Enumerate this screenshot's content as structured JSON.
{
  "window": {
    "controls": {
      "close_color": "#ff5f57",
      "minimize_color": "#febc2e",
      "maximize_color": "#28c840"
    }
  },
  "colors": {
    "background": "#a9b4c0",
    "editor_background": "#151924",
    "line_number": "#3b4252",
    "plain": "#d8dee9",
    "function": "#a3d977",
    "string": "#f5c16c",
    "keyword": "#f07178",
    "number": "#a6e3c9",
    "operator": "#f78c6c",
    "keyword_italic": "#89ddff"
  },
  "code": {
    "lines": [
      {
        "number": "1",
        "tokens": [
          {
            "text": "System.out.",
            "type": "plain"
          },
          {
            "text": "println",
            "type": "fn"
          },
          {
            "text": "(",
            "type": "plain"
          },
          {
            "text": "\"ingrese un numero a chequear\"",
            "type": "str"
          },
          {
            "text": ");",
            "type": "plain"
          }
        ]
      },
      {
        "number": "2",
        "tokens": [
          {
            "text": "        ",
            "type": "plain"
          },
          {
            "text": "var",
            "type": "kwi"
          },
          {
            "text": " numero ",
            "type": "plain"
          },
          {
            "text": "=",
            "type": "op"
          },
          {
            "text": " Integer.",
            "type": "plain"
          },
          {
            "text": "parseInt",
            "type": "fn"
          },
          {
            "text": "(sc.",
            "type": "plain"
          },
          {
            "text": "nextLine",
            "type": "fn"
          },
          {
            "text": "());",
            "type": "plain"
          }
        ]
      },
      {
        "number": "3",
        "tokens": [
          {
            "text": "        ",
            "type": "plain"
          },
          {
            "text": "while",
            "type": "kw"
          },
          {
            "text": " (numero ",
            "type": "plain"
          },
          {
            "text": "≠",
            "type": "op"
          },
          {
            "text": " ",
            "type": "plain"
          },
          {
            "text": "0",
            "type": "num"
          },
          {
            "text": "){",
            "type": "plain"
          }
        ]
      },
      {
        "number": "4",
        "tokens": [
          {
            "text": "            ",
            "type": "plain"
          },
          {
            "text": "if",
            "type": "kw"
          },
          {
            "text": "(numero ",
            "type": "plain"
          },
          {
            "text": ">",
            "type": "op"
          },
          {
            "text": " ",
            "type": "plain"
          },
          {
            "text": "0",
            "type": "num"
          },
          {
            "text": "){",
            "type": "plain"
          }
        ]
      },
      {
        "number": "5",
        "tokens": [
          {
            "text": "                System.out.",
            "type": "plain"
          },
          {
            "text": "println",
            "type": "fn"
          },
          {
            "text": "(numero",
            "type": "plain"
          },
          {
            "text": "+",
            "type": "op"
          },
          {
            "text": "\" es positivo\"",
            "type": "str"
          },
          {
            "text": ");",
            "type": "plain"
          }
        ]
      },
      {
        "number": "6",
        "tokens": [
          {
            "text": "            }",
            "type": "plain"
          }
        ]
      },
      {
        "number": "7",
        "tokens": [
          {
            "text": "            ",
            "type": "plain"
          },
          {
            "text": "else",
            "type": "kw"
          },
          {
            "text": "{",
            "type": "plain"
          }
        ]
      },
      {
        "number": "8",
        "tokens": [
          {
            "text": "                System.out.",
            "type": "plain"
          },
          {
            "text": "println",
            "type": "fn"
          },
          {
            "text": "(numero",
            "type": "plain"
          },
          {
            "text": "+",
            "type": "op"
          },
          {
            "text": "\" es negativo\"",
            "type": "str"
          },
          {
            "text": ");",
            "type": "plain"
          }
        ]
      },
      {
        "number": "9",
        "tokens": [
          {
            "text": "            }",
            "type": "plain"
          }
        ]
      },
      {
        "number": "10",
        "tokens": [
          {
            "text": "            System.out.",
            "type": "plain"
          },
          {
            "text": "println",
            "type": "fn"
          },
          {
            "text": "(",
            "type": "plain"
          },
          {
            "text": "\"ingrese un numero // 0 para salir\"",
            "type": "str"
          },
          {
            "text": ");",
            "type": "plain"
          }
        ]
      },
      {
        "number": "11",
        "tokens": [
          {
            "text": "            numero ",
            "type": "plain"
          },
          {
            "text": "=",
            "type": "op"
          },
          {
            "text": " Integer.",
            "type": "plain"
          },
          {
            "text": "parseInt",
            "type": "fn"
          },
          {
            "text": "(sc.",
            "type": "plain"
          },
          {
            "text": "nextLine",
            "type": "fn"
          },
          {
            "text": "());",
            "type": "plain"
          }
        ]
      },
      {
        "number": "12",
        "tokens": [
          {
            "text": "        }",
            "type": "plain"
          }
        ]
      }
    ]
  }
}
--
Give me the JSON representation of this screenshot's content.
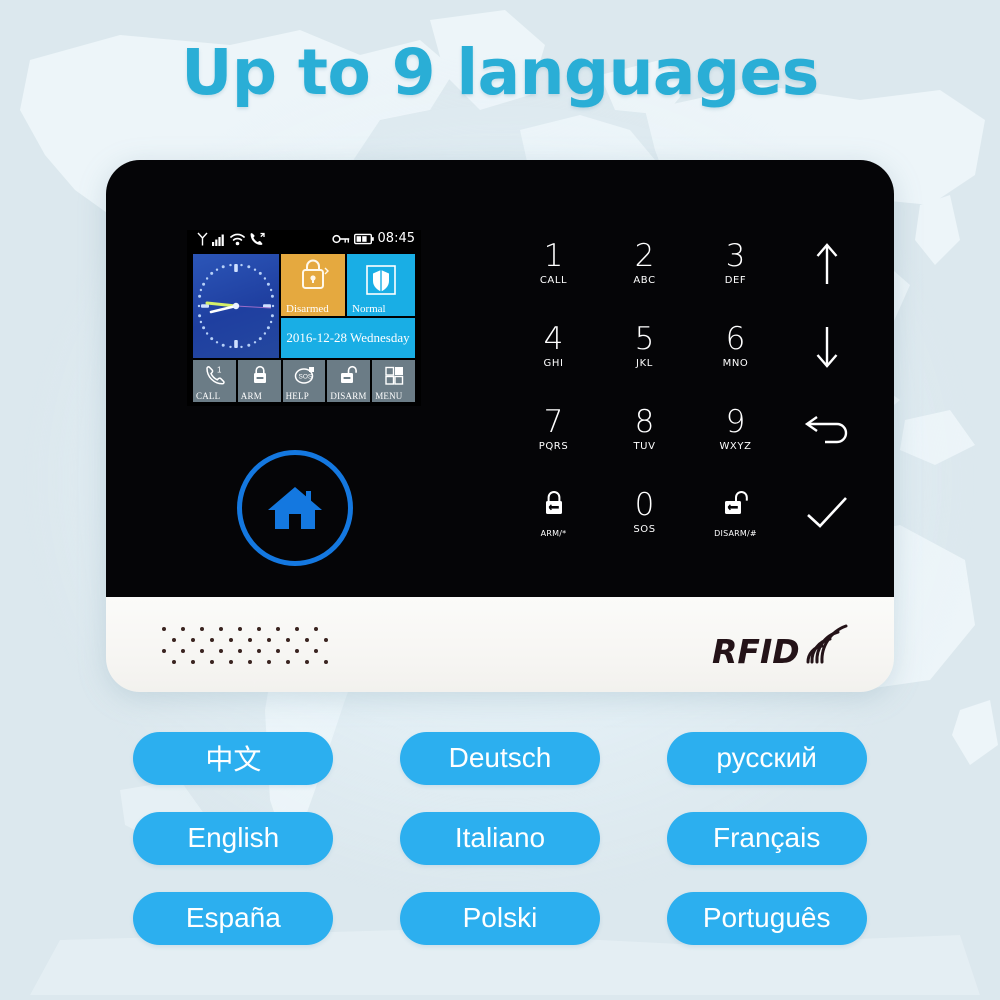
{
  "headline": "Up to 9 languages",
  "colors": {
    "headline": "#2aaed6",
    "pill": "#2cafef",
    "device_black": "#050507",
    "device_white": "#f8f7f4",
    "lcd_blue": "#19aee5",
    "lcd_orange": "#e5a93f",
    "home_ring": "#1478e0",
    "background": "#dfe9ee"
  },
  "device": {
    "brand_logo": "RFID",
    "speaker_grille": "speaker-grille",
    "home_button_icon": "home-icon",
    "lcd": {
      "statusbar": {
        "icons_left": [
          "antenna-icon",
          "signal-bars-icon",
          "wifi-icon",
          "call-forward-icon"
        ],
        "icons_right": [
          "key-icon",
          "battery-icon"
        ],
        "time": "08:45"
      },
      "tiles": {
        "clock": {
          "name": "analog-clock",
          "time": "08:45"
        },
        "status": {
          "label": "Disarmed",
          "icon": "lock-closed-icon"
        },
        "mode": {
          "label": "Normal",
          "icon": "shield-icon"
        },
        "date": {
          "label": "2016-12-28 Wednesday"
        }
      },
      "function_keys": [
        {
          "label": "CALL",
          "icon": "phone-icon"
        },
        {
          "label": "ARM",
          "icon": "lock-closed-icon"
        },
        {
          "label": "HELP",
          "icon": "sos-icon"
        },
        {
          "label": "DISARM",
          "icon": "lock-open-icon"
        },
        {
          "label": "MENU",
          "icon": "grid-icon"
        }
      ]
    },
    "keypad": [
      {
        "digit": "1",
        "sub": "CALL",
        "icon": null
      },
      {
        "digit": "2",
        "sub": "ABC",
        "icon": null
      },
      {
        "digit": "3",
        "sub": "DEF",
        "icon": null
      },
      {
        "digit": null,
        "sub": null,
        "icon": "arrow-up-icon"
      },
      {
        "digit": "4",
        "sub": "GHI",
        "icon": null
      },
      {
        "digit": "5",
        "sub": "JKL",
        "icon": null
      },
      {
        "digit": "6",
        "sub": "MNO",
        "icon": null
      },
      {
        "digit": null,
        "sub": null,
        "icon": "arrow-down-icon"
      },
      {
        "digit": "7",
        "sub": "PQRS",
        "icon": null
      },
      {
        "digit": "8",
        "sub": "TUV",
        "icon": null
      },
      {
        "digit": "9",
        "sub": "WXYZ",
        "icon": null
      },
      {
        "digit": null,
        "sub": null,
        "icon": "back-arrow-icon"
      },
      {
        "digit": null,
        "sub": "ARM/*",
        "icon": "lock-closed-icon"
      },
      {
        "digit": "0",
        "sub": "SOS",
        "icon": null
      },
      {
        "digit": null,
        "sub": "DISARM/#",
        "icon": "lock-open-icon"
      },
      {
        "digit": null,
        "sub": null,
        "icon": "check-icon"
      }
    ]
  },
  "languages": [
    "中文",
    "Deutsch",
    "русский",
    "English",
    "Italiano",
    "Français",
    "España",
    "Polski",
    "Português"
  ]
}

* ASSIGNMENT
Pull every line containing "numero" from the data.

* YOUR SOLUTION
            "text": "\"ingrese un numero a chequear\"",
            "text": " numero ",
            "text": " (numero ",
            "text": "(numero ",
            "text": "(numero",
            "text": "(numero",
            "text": "\"ingrese un numero // 0 para salir\"",
            "text": "            numero ",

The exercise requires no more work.